— Task directions —
An exact repetition of the records is required. Leave nothing out.

— Stored data —
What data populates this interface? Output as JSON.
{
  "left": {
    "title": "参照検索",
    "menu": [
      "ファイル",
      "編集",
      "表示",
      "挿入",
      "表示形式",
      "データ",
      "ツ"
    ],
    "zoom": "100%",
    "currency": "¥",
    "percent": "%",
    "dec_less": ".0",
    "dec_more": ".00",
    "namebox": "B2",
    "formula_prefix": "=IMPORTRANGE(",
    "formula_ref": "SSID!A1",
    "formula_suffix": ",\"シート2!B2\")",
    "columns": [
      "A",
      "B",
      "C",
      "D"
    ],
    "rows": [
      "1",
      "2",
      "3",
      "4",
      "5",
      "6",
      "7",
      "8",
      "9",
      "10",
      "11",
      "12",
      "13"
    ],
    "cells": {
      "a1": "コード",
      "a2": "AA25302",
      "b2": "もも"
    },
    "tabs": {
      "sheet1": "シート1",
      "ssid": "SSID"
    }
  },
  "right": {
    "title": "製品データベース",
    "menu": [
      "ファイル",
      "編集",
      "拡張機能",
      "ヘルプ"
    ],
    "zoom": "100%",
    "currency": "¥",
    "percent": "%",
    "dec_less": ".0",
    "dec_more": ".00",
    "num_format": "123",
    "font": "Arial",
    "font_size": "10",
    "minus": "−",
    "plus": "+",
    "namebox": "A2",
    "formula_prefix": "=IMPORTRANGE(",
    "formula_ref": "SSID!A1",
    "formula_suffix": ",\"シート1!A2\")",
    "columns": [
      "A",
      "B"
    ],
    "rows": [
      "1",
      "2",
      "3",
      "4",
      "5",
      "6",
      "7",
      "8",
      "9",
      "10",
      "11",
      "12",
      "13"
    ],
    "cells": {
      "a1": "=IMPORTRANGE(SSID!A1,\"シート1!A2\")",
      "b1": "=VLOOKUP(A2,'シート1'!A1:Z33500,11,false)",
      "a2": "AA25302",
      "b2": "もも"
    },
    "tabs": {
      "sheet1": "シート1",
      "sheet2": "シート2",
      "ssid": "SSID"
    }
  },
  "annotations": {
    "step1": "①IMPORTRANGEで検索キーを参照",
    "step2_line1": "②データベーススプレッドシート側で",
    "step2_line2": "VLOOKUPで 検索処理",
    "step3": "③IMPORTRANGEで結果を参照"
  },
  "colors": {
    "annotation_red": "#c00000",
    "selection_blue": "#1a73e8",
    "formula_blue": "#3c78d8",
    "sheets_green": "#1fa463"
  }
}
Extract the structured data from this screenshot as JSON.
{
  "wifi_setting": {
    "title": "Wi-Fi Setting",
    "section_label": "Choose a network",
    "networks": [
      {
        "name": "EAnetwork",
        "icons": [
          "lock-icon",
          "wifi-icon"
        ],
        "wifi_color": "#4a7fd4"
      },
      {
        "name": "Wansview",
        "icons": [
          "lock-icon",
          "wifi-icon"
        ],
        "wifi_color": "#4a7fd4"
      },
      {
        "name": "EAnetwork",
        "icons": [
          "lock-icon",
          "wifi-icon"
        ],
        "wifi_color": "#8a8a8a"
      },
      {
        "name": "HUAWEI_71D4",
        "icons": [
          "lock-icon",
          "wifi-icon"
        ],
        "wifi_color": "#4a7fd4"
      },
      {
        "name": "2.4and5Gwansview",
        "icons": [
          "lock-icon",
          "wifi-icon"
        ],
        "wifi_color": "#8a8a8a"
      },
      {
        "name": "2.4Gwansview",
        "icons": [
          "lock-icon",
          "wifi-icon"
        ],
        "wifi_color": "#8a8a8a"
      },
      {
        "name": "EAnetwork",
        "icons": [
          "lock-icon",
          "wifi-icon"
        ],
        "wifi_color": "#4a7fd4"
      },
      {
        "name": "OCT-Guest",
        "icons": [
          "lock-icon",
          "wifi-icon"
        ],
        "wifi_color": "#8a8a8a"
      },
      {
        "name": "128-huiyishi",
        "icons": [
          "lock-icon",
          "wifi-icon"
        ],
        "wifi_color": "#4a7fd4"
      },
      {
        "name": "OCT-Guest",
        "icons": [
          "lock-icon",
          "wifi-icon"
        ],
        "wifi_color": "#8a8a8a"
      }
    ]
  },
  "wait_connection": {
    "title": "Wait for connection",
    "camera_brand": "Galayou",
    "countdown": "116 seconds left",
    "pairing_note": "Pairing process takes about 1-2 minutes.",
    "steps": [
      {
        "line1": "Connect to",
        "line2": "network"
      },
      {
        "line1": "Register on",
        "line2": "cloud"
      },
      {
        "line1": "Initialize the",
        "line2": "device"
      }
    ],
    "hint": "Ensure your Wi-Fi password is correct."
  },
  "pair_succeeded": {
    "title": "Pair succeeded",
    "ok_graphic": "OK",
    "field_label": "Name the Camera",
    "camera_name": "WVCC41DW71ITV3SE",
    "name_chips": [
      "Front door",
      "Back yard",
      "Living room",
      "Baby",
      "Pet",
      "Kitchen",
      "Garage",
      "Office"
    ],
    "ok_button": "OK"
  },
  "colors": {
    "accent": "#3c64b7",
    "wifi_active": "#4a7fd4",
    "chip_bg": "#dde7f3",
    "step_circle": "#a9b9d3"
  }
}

— Expected answer —
What data populates this interface? Output as JSON.
{
  "left": {
    "title": "参照検索",
    "menu": [
      "ファイル",
      "編集",
      "表示",
      "挿入",
      "表示形式",
      "データ",
      "ツ"
    ],
    "zoom": "100%",
    "currency": "¥",
    "percent": "%",
    "dec_less": ".0",
    "dec_more": ".00",
    "namebox": "B2",
    "formula_prefix": "=IMPORTRANGE(",
    "formula_ref": "SSID!A1",
    "formula_suffix": ",\"シート2!B2\")",
    "columns": [
      "A",
      "B",
      "C",
      "D"
    ],
    "rows": [
      "1",
      "2",
      "3",
      "4",
      "5",
      "6",
      "7",
      "8",
      "9",
      "10",
      "11",
      "12",
      "13"
    ],
    "cells": {
      "a1": "コード",
      "a2": "AA25302",
      "b2": "もも"
    },
    "tabs": {
      "sheet1": "シート1",
      "ssid": "SSID"
    }
  },
  "right": {
    "title": "製品データベース",
    "menu": [
      "ファイル",
      "編集",
      "拡張機能",
      "ヘルプ"
    ],
    "zoom": "100%",
    "currency": "¥",
    "percent": "%",
    "dec_less": ".0",
    "dec_more": ".00",
    "num_format": "123",
    "font": "Arial",
    "font_size": "10",
    "minus": "−",
    "plus": "+",
    "namebox": "A2",
    "formula_prefix": "=IMPORTRANGE(",
    "formula_ref": "SSID!A1",
    "formula_suffix": ",\"シート1!A2\")",
    "columns": [
      "A",
      "B"
    ],
    "rows": [
      "1",
      "2",
      "3",
      "4",
      "5",
      "6",
      "7",
      "8",
      "9",
      "10",
      "11",
      "12",
      "13"
    ],
    "cells": {
      "a1": "=IMPORTRANGE(SSID!A1,\"シート1!A2\")",
      "b1": "=VLOOKUP(A2,'シート1'!A1:Z33500,11,false)",
      "a2": "AA25302",
      "b2": "もも"
    },
    "tabs": {
      "sheet1": "シート1",
      "sheet2": "シート2",
      "ssid": "SSID"
    }
  },
  "annotations": {
    "step1": "①IMPORTRANGEで検索キーを参照",
    "step2_line1": "②データベーススプレッドシート側で",
    "step2_line2": "VLOOKUPで 検索処理",
    "step3": "③IMPORTRANGEで結果を参照"
  },
  "colors": {
    "annotation_red": "#c00000",
    "selection_blue": "#1a73e8",
    "formula_blue": "#3c78d8",
    "sheets_green": "#1fa463"
  }
}
Extract the structured data from this screenshot as JSON.
{
  "wifi_setting": {
    "title": "Wi-Fi Setting",
    "section_label": "Choose a network",
    "networks": [
      {
        "name": "EAnetwork",
        "icons": [
          "lock-icon",
          "wifi-icon"
        ],
        "wifi_color": "#4a7fd4"
      },
      {
        "name": "Wansview",
        "icons": [
          "lock-icon",
          "wifi-icon"
        ],
        "wifi_color": "#4a7fd4"
      },
      {
        "name": "EAnetwork",
        "icons": [
          "lock-icon",
          "wifi-icon"
        ],
        "wifi_color": "#8a8a8a"
      },
      {
        "name": "HUAWEI_71D4",
        "icons": [
          "lock-icon",
          "wifi-icon"
        ],
        "wifi_color": "#4a7fd4"
      },
      {
        "name": "2.4and5Gwansview",
        "icons": [
          "lock-icon",
          "wifi-icon"
        ],
        "wifi_color": "#8a8a8a"
      },
      {
        "name": "2.4Gwansview",
        "icons": [
          "lock-icon",
          "wifi-icon"
        ],
        "wifi_color": "#8a8a8a"
      },
      {
        "name": "EAnetwork",
        "icons": [
          "lock-icon",
          "wifi-icon"
        ],
        "wifi_color": "#4a7fd4"
      },
      {
        "name": "OCT-Guest",
        "icons": [
          "lock-icon",
          "wifi-icon"
        ],
        "wifi_color": "#8a8a8a"
      },
      {
        "name": "128-huiyishi",
        "icons": [
          "lock-icon",
          "wifi-icon"
        ],
        "wifi_color": "#4a7fd4"
      },
      {
        "name": "OCT-Guest",
        "icons": [
          "lock-icon",
          "wifi-icon"
        ],
        "wifi_color": "#8a8a8a"
      }
    ]
  },
  "wait_connection": {
    "title": "Wait for connection",
    "camera_brand": "Galayou",
    "countdown": "116 seconds left",
    "pairing_note": "Pairing process takes about 1-2 minutes.",
    "steps": [
      {
        "line1": "Connect to",
        "line2": "network"
      },
      {
        "line1": "Register on",
        "line2": "cloud"
      },
      {
        "line1": "Initialize the",
        "line2": "device"
      }
    ],
    "hint": "Ensure your Wi-Fi password is correct."
  },
  "pair_succeeded": {
    "title": "Pair succeeded",
    "ok_graphic": "OK",
    "field_label": "Name the Camera",
    "camera_name": "WVCC41DW71ITV3SE",
    "name_chips": [
      "Front door",
      "Back yard",
      "Living room",
      "Baby",
      "Pet",
      "Kitchen",
      "Garage",
      "Office"
    ],
    "ok_button": "OK"
  },
  "colors": {
    "accent": "#3c64b7",
    "wifi_active": "#4a7fd4",
    "chip_bg": "#dde7f3",
    "step_circle": "#a9b9d3"
  }
}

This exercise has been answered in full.